## Exercise goal
Only the number is needed: count the lines below that hold the string "Execution".
• • •
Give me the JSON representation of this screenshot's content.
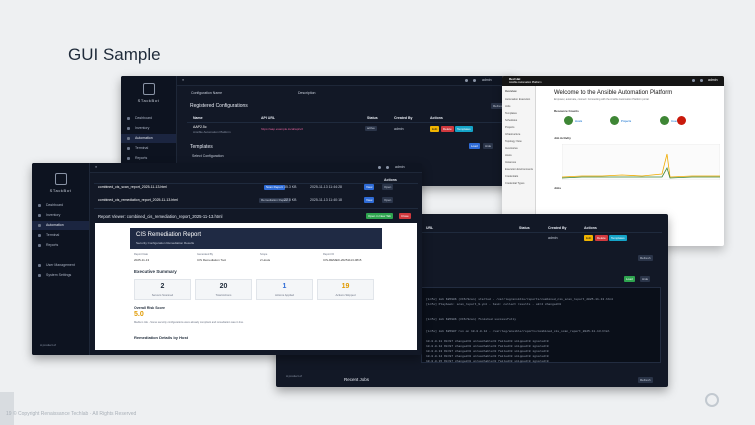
{
  "slide": {
    "title": "GUI Sample",
    "footer": "19  © Copyright Renaissance Techlab · All Rights Reserved"
  },
  "colors": {
    "slide_bg": "#eef0f2",
    "app_bg": "#121826",
    "sidebar_bg": "#0d1320",
    "accent_blue": "#2e6bd6"
  },
  "brand": {
    "name": "STackBot",
    "powered_by": "A product of"
  },
  "nav": {
    "dashboard": "Dashboard",
    "inventory": "Inventory",
    "automation": "Automation",
    "terminal": "Terminal",
    "reports": "Reports",
    "user_management": "User Management",
    "system_settings": "System Settings"
  },
  "user": {
    "name": "admin"
  },
  "config_screen": {
    "col_name": "Configuration Name",
    "col_desc": "Description",
    "refresh": "Refresh",
    "section_title": "Registered Configurations",
    "headers": {
      "name": "Name",
      "api_url": "API URL",
      "status": "Status",
      "created_by": "Created By",
      "actions": "Actions"
    },
    "row": {
      "name": "AAP2.5c",
      "desc": "Ansible Automation Platform",
      "api_url": "https://aap.example.local/api/v2",
      "status": "active",
      "created_by": "admin",
      "actions": [
        "Edit",
        "Delete",
        "Templates"
      ]
    },
    "templates_title": "Templates",
    "select_config": "Select Configuration",
    "load": "Load",
    "hide": "Hide"
  },
  "reports_screen": {
    "files": [
      {
        "name": "combined_cis_scan_report_2025-11-13.html",
        "type": "Scan Report",
        "size": "35.3 KB",
        "date": "2025-11-13 11:44:28"
      },
      {
        "name": "combined_cis_remediation_report_2025-11-13.html",
        "type": "Remediation Report",
        "size": "27.8 KB",
        "date": "2025-11-13 11:40:18"
      }
    ],
    "view": "View",
    "open": "Open",
    "actions_header": "Actions",
    "viewer_title": "Report Viewer: combined_cis_remediation_report_2025-11-13.html",
    "open_new_tab": "Open in New Tab",
    "close": "Close"
  },
  "report_doc": {
    "title": "CIS Remediation Report",
    "subtitle": "Security Configuration Remediation Results",
    "meta": [
      {
        "label": "Report Date",
        "value": "2025-11-13"
      },
      {
        "label": "Generated By",
        "value": "CIS Remediation Tool"
      },
      {
        "label": "Scope",
        "value": "2 Hosts"
      },
      {
        "label": "Report ID",
        "value": "CIS-REMED-20251113-0815"
      }
    ],
    "summary_title": "Executive Summary",
    "cards": [
      {
        "value": "2",
        "caption": "Servers Scanned"
      },
      {
        "value": "20",
        "caption": "Total Actions"
      },
      {
        "value": "1",
        "caption": "Actions Applied"
      },
      {
        "value": "19",
        "caption": "Actions Skipped"
      }
    ],
    "risk_title": "Overall Risk Score",
    "risk_value": "5.0",
    "risk_note": "Medium risk - Some security configurations were already compliant and remediation was in line.",
    "details_title": "Remediation Details by Host"
  },
  "aap": {
    "brand": "Red Hat",
    "product": "Ansible Automation Platform",
    "welcome": "Welcome to the Ansible Automation Platform",
    "welcome_sub": "Empower, automate, connect: Connecting with the Ansible Automation Platform portal.",
    "resource_counts": "Resource Counts",
    "hosts": "Hosts",
    "projects": "Projects",
    "inventories": "Inventories",
    "job_activity": "Job Activity",
    "jobs": "Jobs",
    "side_items": [
      "Overview",
      "Automation Execution",
      "Jobs",
      "Templates",
      "Schedules",
      "Projects",
      "Infrastructure",
      "Topology View",
      "Inventories",
      "Hosts",
      "Instances",
      "Execution Environments",
      "Credentials",
      "Credential Types"
    ]
  },
  "terminal_screen": {
    "url_header": "URL",
    "status_header": "Status",
    "created_by_header": "Created By",
    "actions_header": "Actions",
    "refresh": "Refresh",
    "load": "Load",
    "hide": "Hide",
    "recent_jobs": "Recent Jobs",
    "log_lines": [
      "[info] Job 685906 (CIS/Scan) started - /var/log/ansible/reports/combined_cis_scan_report_2025-11-13.html",
      "[info] Playbook: scan_report_9.yml - task: collect results - ok=4 changed=0",
      "[info] Job 685906 (CIS/Scan) finished successfully",
      "[info] Job 685907 run on 10.0.0.12 - /var/log/ansible/reports/combined_cis_scan_report_2025-11-13.html"
    ],
    "table_rows": [
      {
        "host": "10.0.0.11",
        "a": "Ok=97",
        "b": "changed=0",
        "c": "unreachable=0",
        "d": "failed=0",
        "e": "skipped=0",
        "f": "ignored=0"
      },
      {
        "host": "10.0.0.12",
        "a": "Ok=97",
        "b": "changed=0",
        "c": "unreachable=0",
        "d": "failed=0",
        "e": "skipped=0",
        "f": "ignored=0"
      },
      {
        "host": "10.0.0.13",
        "a": "Ok=97",
        "b": "changed=0",
        "c": "unreachable=0",
        "d": "failed=0",
        "e": "skipped=0",
        "f": "ignored=0"
      },
      {
        "host": "10.0.0.14",
        "a": "Ok=97",
        "b": "changed=0",
        "c": "unreachable=0",
        "d": "failed=0",
        "e": "skipped=0",
        "f": "ignored=0"
      },
      {
        "host": "10.0.0.15",
        "a": "Ok=97",
        "b": "changed=0",
        "c": "unreachable=0",
        "d": "failed=0",
        "e": "skipped=0",
        "f": "ignored=0"
      }
    ]
  }
}
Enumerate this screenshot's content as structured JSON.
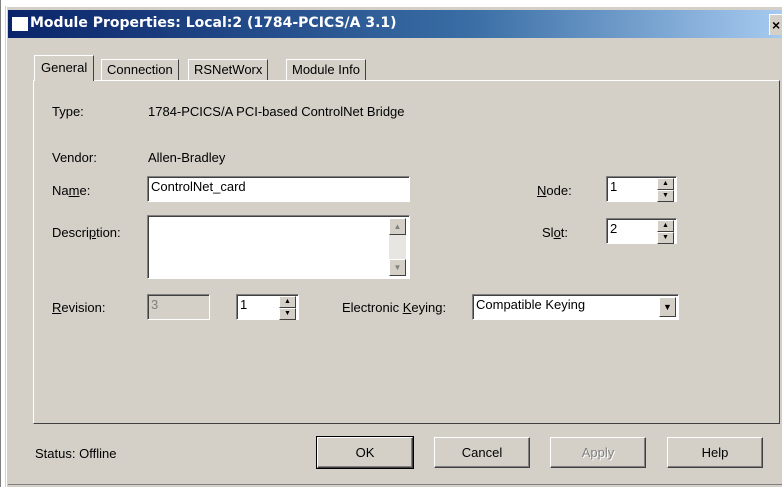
{
  "window": {
    "title": "Module Properties: Local:2 (1784-PCICS/A 3.1)",
    "close_glyph": "×"
  },
  "tabs": [
    {
      "label": "General",
      "active": true
    },
    {
      "label": "Connection",
      "active": false
    },
    {
      "label": "RSNetWorx",
      "active": false
    },
    {
      "label": "Module Info",
      "active": false
    }
  ],
  "general": {
    "type_label": "Type:",
    "type_value": "1784-PCICS/A PCI-based ControlNet Bridge",
    "vendor_label": "Vendor:",
    "vendor_value": "Allen-Bradley",
    "name_label_pre": "Na",
    "name_label_ul": "m",
    "name_label_post": "e:",
    "name_value": "ControlNet_card",
    "description_label_pre": "Descri",
    "description_label_ul": "p",
    "description_label_post": "tion:",
    "description_value": "",
    "node_label_ul": "N",
    "node_label_post": "ode:",
    "node_value": "1",
    "slot_label_pre": "Sl",
    "slot_label_ul": "o",
    "slot_label_post": "t:",
    "slot_value": "2",
    "revision_label_ul": "R",
    "revision_label_post": "evision:",
    "revision_major": "3",
    "revision_minor": "1",
    "keying_label_pre": "Electronic ",
    "keying_label_ul": "K",
    "keying_label_post": "eying:",
    "keying_value": "Compatible Keying"
  },
  "footer": {
    "status_label": "Status:",
    "status_value": "Offline",
    "ok_label": "OK",
    "cancel_label": "Cancel",
    "apply_label": "Apply",
    "help_label": "Help"
  },
  "colors": {
    "title_bar": "#0a246a",
    "dialog_face": "#d4d0c8"
  },
  "icons": {
    "spin_up": "▲",
    "spin_down": "▼",
    "dropdown": "▼",
    "scroll_up": "▲",
    "scroll_down": "▼"
  }
}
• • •
## Response to the exercise
2